Crafting tables and other utilities exist which allow you to craft items and gear to use in the world. One of the great things about Terraria is that the number of items which can be collected in the game is absolutely enormous. New items are being added constantly so it is difficult to keep track of just how many, however, the game currently (as of time of writing) has around 4000 items. This absolutely dwarfs Minecraft’s <500 items to collect. As a player of the game for five years, I have not come even close to encountering and collecting every item in the game at this stage, despite hundreds of hours of play time. Terraria throws up new items and surprises constantly, on every new world, almost every time you play.
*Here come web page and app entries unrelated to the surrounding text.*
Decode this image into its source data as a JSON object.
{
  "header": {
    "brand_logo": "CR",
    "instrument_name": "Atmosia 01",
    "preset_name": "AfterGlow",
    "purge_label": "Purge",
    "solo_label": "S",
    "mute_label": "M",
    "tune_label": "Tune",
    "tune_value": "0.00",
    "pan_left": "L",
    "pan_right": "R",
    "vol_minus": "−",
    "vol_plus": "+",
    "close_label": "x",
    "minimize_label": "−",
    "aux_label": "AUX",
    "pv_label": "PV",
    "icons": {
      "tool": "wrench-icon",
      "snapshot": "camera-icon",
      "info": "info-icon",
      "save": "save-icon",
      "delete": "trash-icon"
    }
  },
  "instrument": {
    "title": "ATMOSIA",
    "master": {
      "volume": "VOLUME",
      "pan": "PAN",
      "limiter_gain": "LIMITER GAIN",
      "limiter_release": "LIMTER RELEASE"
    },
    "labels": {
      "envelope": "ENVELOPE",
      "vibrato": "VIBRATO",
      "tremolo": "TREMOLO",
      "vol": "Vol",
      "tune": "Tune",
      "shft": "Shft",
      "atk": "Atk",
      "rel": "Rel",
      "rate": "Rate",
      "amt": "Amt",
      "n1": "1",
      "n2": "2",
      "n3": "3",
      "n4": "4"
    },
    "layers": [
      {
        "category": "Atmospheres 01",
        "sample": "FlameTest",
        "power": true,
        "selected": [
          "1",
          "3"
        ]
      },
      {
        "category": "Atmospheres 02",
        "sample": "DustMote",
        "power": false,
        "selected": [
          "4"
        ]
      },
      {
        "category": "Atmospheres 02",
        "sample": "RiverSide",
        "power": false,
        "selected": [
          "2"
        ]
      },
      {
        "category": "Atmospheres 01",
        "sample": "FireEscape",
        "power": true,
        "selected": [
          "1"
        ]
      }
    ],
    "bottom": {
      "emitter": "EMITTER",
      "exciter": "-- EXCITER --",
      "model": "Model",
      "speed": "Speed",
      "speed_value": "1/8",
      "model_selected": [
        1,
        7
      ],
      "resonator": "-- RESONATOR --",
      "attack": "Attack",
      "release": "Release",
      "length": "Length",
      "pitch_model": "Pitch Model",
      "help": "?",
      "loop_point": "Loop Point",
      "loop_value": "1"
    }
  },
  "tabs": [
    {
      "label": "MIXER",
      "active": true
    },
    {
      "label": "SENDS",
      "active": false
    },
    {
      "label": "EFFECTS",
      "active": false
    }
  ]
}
The game truly feels like it is impossible to "complete" and always has something new for you, no matter how much of a seasoned player you happen to be. Terraria offers you advanced and precise systems for many different things, which just adds layer upon layer of possibilities to the gameplay experience. Weapon and armour stats can be upgraded and modified in countless different ways and the game is very transparent about these stats, unlike the hidden stats for weapons in Minecraft which require the use of online sources to confirm. The game also has random events which can occur, some rare, some common, however they have the ability to completely change the face of the game for a temporary amount of time. It is astonishing and captivating to behold the amount of work and content that the developers have packed into Terraria and they must be commended for their work. Terraria is a rare masterpiece in its genre.

In terms of the Nintendo Switch port, the game runs extremely stably and has great performance. While the game is not demanding by any means, due to the simplistic art style, it is nice to see that the port has been brought over to feel rock solid and very bug-free, however, this is quite expected given the number of platforms which the game has been ported to at this stage. The porting studio, Pipeworks, has added some nice little features to the Switch version, such as some touchscreen controls while playing in handheld mode. In addition to inventory control, some further touchscreen controls like pinch-to-zoom and even automatic mining/wood-cutting upon tapping a block. This makes playing in handheld mode a very pleasant experience. Playing in docked mode is essentially just like playing on any other console with a controller and the controls have been refined and tuned over many platforms and feels good. I found the gameplay experience to be excellent in both modes and free of any performance drops or stuttering.

The only downside of the Nintendo Switch port is the lack of local couch co-op multiplayer. This is a feature which is present on most other platforms which the game is available on, however, Pipeworks have confirmed that this will come down the line in a patch. Despite this, I do believe that this is a feature that the game should have launched with and it is unfortunate that the developers did not decide to wait slightly longer before releasing with this feature baked-in. In the meantime, online co-op multiplayer is available in the game assuming that your friends also have Nintendo Switch consoles and a copy of Terraria. The developers have also not mentioned anything regarding cross play between platforms at this time, which is a feature which I believe would greatly suit the game considering the wide array of platforms which it is available on.

Overall, Pipeworks have delivered an excellent port of an indisputable indie masterpiece on the Nintendo Switch. The game delivers on almost all fronts, barring the temporary lack of couch co-op. Slightly concerning is the high price point, with the game available on the eShop for $29.99/£24.99/€29.99. While this is higher than the PC and PS4/Xbox One prices, Terraria is definitely still worth the inflated price on Nintendo Switch due to the sheer volume of content and this platform delivering the best portable experience for the game.